» **Recorded information**
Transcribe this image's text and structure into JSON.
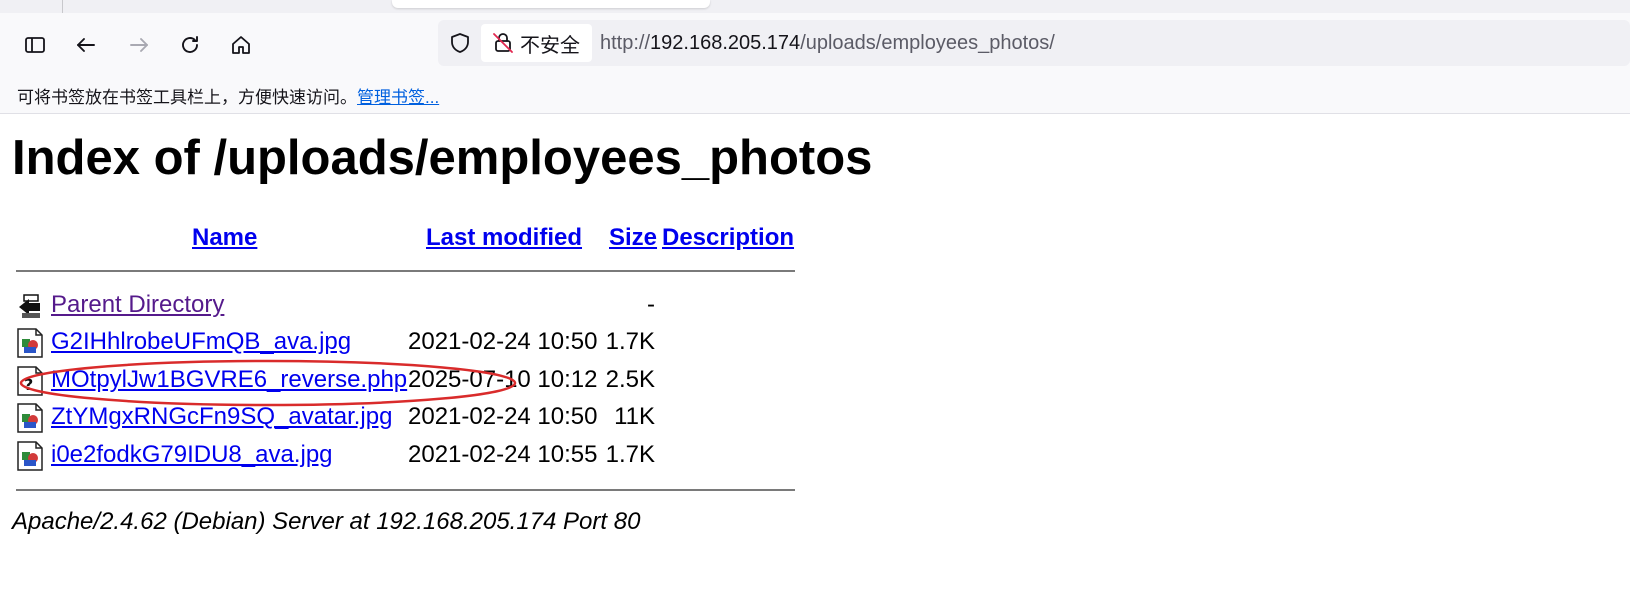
{
  "browser": {
    "insecure_label": "不安全",
    "url_scheme": "http://",
    "url_host": "192.168.205.174",
    "url_path": "/uploads/employees_photos/",
    "bookmarks_hint": "可将书签放在书签工具栏上，方便快速访问。",
    "bookmarks_manage_link": "管理书签...",
    "icons": [
      "sidebar-icon",
      "back-arrow-icon",
      "forward-arrow-icon",
      "reload-icon",
      "home-icon",
      "shield-icon",
      "insecure-lock-icon"
    ]
  },
  "page": {
    "title": "Index of /uploads/employees_photos",
    "columns": {
      "name": "Name",
      "last_modified": "Last modified",
      "size": "Size",
      "description": "Description"
    },
    "rows": [
      {
        "icon": "back-folder-icon",
        "name": "Parent Directory",
        "modified": "",
        "size": "-"
      },
      {
        "icon": "image-file-icon",
        "name": "G2IHhlrobeUFmQB_ava.jpg",
        "modified": "2021-02-24 10:50",
        "size": "1.7K"
      },
      {
        "icon": "unknown-file-icon",
        "name": "MOtpylJw1BGVRE6_reverse.php",
        "modified": "2025-07-10 10:12",
        "size": "2.5K"
      },
      {
        "icon": "image-file-icon",
        "name": "ZtYMgxRNGcFn9SQ_avatar.jpg",
        "modified": "2021-02-24 10:50",
        "size": "11K"
      },
      {
        "icon": "image-file-icon",
        "name": "i0e2fodkG79IDU8_ava.jpg",
        "modified": "2021-02-24 10:55",
        "size": "1.7K"
      }
    ],
    "footer": "Apache/2.4.62 (Debian) Server at 192.168.205.174 Port 80"
  },
  "colors": {
    "link": "#0000ee",
    "visited_link": "#551a8b",
    "annotation_ellipse": "#d92b2b"
  }
}
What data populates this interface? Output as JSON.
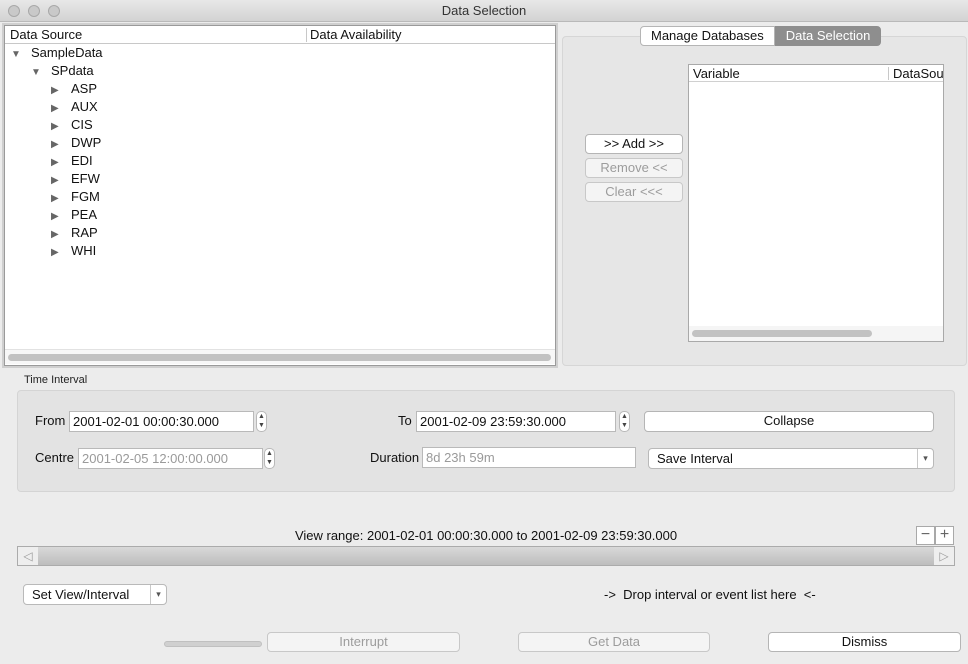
{
  "window": {
    "title": "Data Selection"
  },
  "tree": {
    "columns": [
      "Data Source",
      "Data Availability"
    ],
    "root": "SampleData",
    "child": "SPdata",
    "items": [
      "ASP",
      "AUX",
      "CIS",
      "DWP",
      "EDI",
      "EFW",
      "FGM",
      "PEA",
      "RAP",
      "WHI"
    ],
    "expanded_icon": "triangle-down-icon",
    "collapsed_icon": "triangle-right-icon"
  },
  "tabs": [
    "Manage Databases",
    "Data Selection"
  ],
  "active_tab": "Data Selection",
  "actions": {
    "add": ">> Add >>",
    "remove": "Remove <<",
    "clear": "Clear <<<"
  },
  "variable_table": {
    "columns": [
      "Variable",
      "DataSou"
    ]
  },
  "time_interval": {
    "label": "Time Interval",
    "from_label": "From",
    "from_value": "2001-02-01 00:00:30.000",
    "to_label": "To",
    "to_value": "2001-02-09 23:59:30.000",
    "collapse_label": "Collapse",
    "centre_label": "Centre",
    "centre_value": "2001-02-05 12:00:00.000",
    "duration_label": "Duration",
    "duration_value": "8d 23h 59m",
    "save_interval_label": "Save Interval"
  },
  "view": {
    "range_text": "View range: 2001-02-01 00:00:30.000 to 2001-02-09 23:59:30.000",
    "zoom_out": "−",
    "zoom_in": "+",
    "left_arrow": "◁",
    "right_arrow": "▷"
  },
  "bottom": {
    "set_view_label": "Set View/Interval",
    "drop_text": "->  Drop interval or event list here  <-",
    "interrupt": "Interrupt",
    "get_data": "Get Data",
    "dismiss": "Dismiss"
  },
  "colors": {
    "active_tab_bg": "#8e8e8e",
    "window_bg": "#ececec",
    "slider": "#c4c4c4"
  }
}
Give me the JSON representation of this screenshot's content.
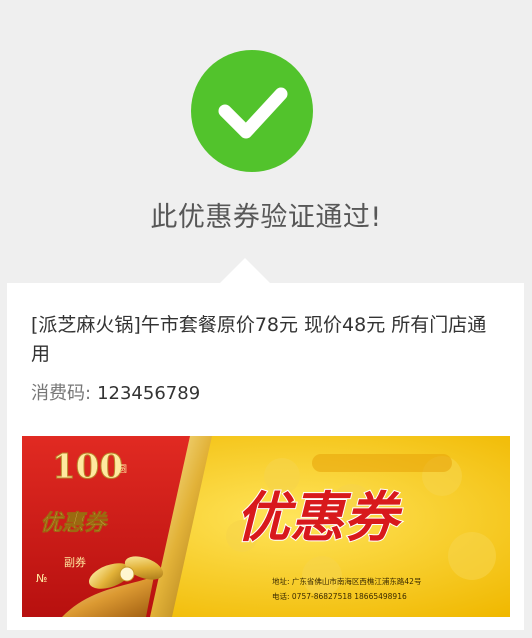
{
  "verify": {
    "status_text": "此优惠券验证通过!",
    "status_icon": "check-circle-icon"
  },
  "coupon": {
    "title": "[派芝麻火锅]午市套餐原价78元 现价48元 所有门店通用",
    "code_label": "消费码:",
    "code_value": "123456789"
  },
  "ticket_image": {
    "amount": "100",
    "unit": "圆",
    "stub_title": "优惠券",
    "stub_label": "副券",
    "no_label": "№",
    "main_title": "优惠券",
    "address": "地址: 广东省佛山市南海区西樵江浦东路42号",
    "phone": "电话: 0757-86827518   18665498916"
  },
  "colors": {
    "success": "#52c32c",
    "background": "#efefef",
    "ticket_red": "#d21a1a",
    "ticket_yellow": "#f3c60c"
  }
}
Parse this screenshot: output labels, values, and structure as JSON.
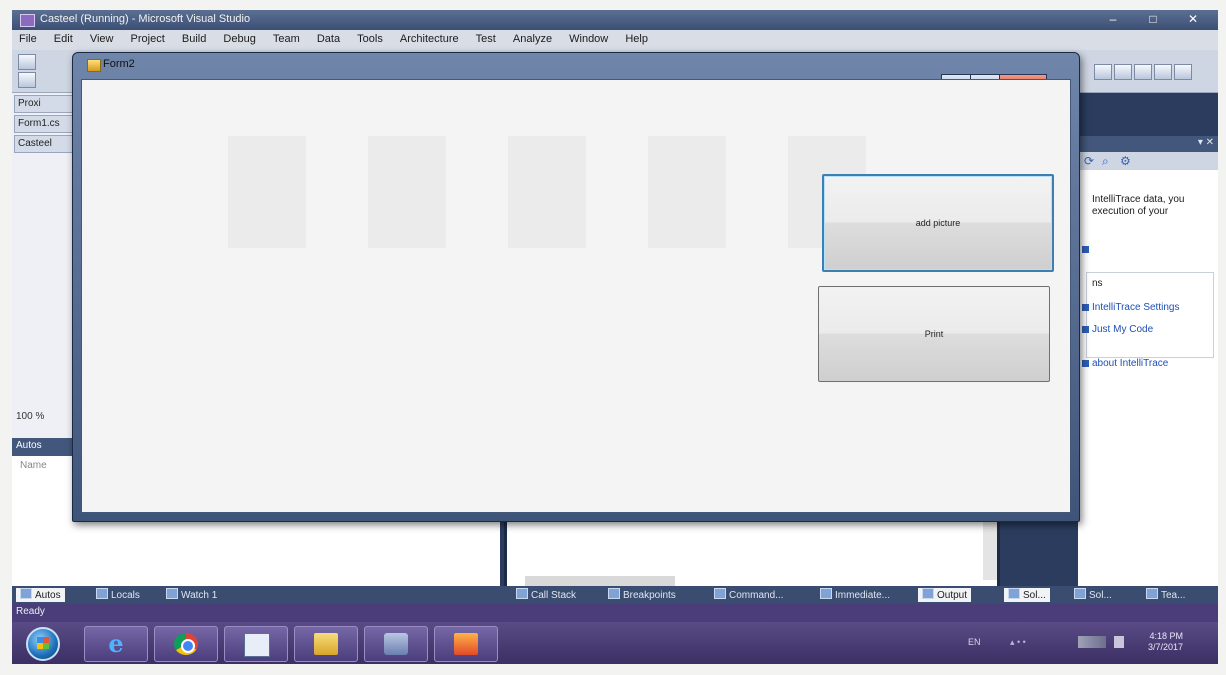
{
  "vs": {
    "title": "Casteel (Running) - Microsoft Visual Studio",
    "menu": [
      "File",
      "Edit",
      "View",
      "Project",
      "Build",
      "Debug",
      "Team",
      "Data",
      "Tools",
      "Architecture",
      "Test",
      "Analyze",
      "Window",
      "Help"
    ],
    "left_tabs": [
      "Proxi",
      "Form1.cs",
      "Casteel"
    ],
    "zoom": "100 %",
    "autos_panel_title": "Autos",
    "autos_name_header": "Name",
    "intellitrace": {
      "line1": "IntelliTrace data, you",
      "line2": "execution of your",
      "header": "ns",
      "link1": "IntelliTrace Settings",
      "link2": "Just My Code",
      "link3": "about IntelliTrace"
    },
    "bottom_tabs_left": [
      "Autos",
      "Locals",
      "Watch 1"
    ],
    "bottom_tabs_right": [
      "Call Stack",
      "Breakpoints",
      "Command...",
      "Immediate...",
      "Output",
      "Sol...",
      "Tea..."
    ],
    "status": "Ready"
  },
  "form": {
    "title": "Form2",
    "buttons": {
      "add_picture": "add picture",
      "print": "Print"
    }
  },
  "taskbar": {
    "apps": [
      "Internet Explorer",
      "Google Chrome",
      "Visual Studio",
      "Windows Explorer",
      "Media Player",
      "Application"
    ],
    "language": "EN",
    "clock_time": "4:18 PM",
    "clock_date": "3/7/2017"
  }
}
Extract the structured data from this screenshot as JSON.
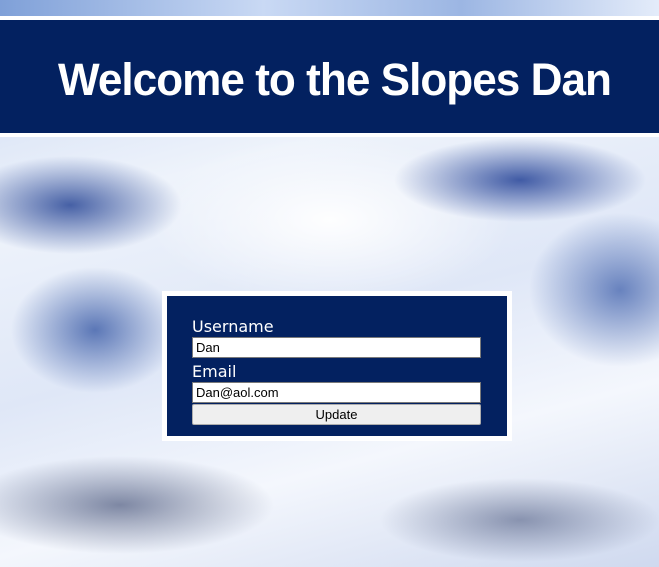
{
  "header": {
    "title": "Welcome to the Slopes Dan"
  },
  "form": {
    "username_label": "Username",
    "username_value": "Dan",
    "email_label": "Email",
    "email_value": "Dan@aol.com",
    "update_label": "Update"
  },
  "colors": {
    "navy": "#032160",
    "white": "#ffffff",
    "button": "#efefef"
  }
}
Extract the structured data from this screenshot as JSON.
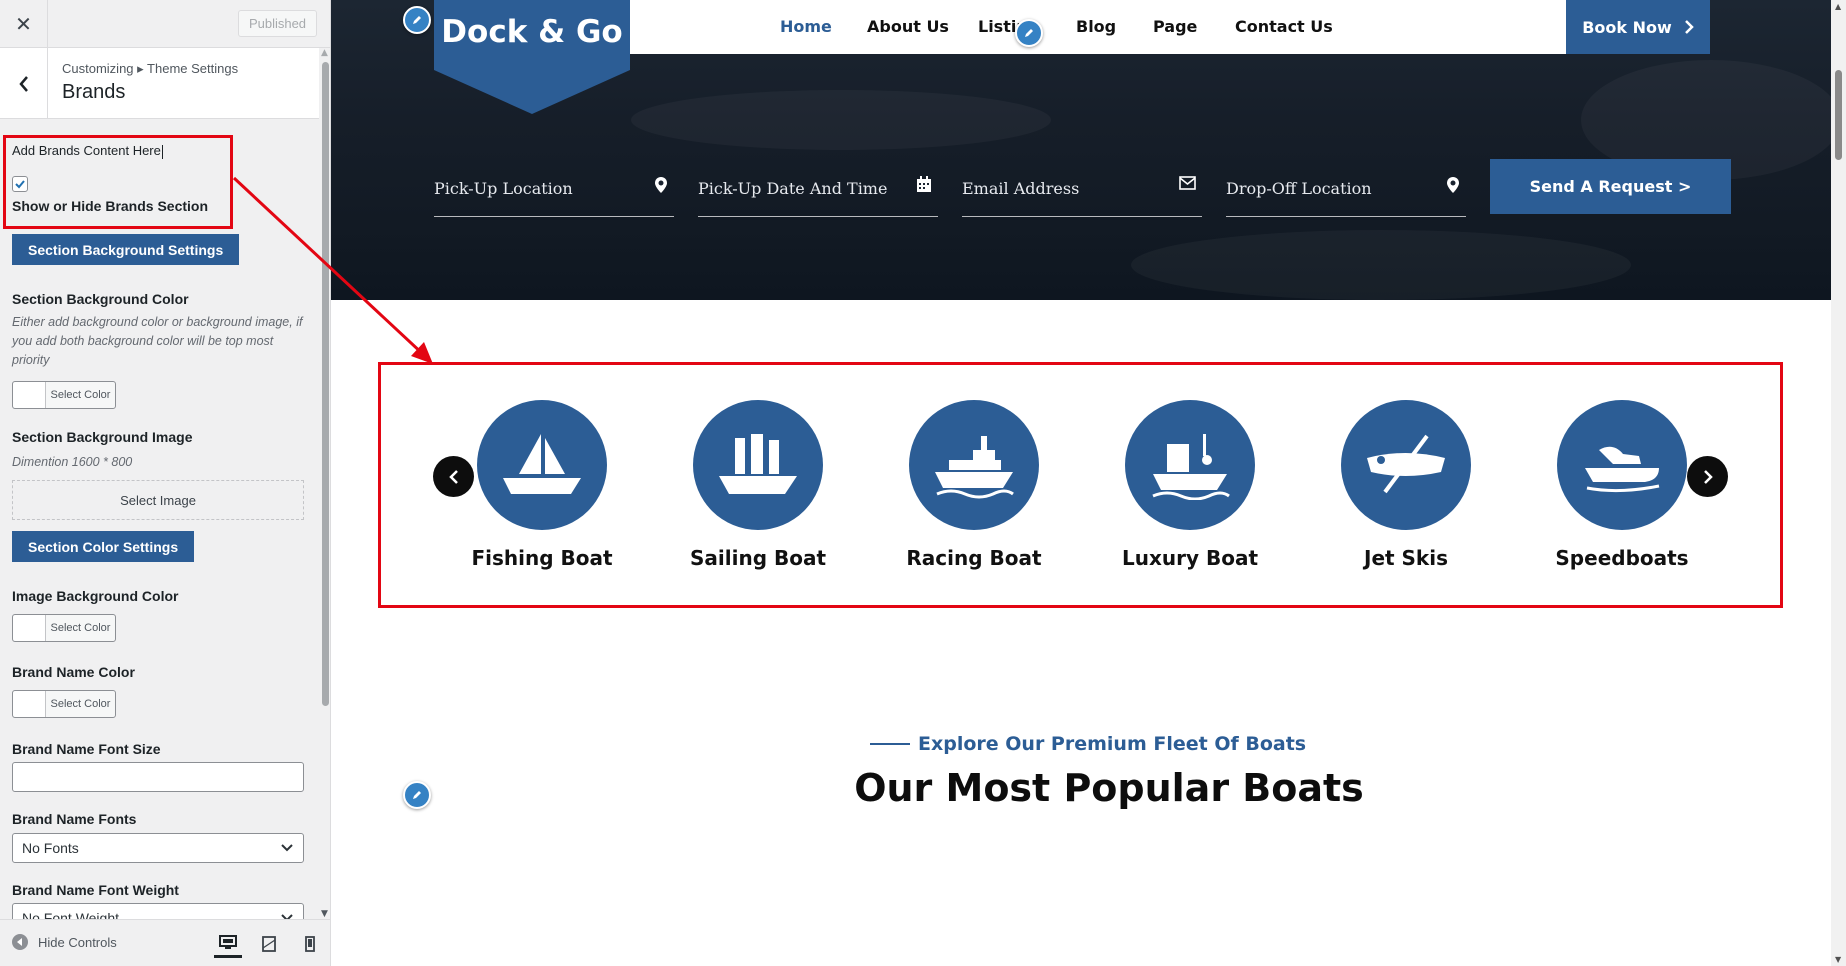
{
  "sidebar": {
    "published_label": "Published",
    "breadcrumb": "Customizing ▸ Theme Settings",
    "section_title": "Brands",
    "brands_content_label": "Add Brands Content Here",
    "show_hide_label": "Show or Hide Brands Section",
    "show_hide_checked": true,
    "bg_settings_button": "Section Background Settings",
    "bg_color_label": "Section Background Color",
    "bg_color_desc": "Either add background color or background image, if you add both background color will be top most priority",
    "select_color": "Select Color",
    "bg_image_label": "Section Background Image",
    "bg_image_desc": "Dimention 1600 * 800",
    "select_image": "Select Image",
    "color_settings_button": "Section Color Settings",
    "image_bg_color_label": "Image Background Color",
    "brand_name_color_label": "Brand Name Color",
    "brand_name_font_size_label": "Brand Name Font Size",
    "brand_name_fonts_label": "Brand Name Fonts",
    "brand_name_fonts_value": "No Fonts",
    "brand_name_font_weight_label": "Brand Name Font Weight",
    "brand_name_font_weight_value": "No Font Weight",
    "hide_controls": "Hide Controls"
  },
  "site": {
    "logo": "Dock & Go",
    "nav": [
      {
        "label": "Home",
        "active": true
      },
      {
        "label": "About Us"
      },
      {
        "label": "Listin"
      },
      {
        "label": "Blog"
      },
      {
        "label": "Page"
      },
      {
        "label": "Contact Us"
      }
    ],
    "book_now": "Book Now",
    "search_fields": [
      "Pick-Up Location",
      "Pick-Up Date And Time",
      "Email Address",
      "Drop-Off Location"
    ],
    "send_request": "Send A Request >",
    "brands": [
      "Fishing Boat",
      "Sailing Boat",
      "Racing Boat",
      "Luxury Boat",
      "Jet Skis",
      "Speedboats"
    ],
    "section_subtitle": "Explore Our Premium Fleet Of Boats",
    "section_title": "Our Most Popular Boats"
  },
  "colors": {
    "brand_blue": "#2c5d95",
    "annotation_red": "#e30613",
    "edit_pencil": "#3582c4"
  }
}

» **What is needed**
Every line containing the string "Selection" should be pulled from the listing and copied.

» **Answer box**
    "title": "Data Selection"
    "Data Selection"
  "active_tab": "Data Selection",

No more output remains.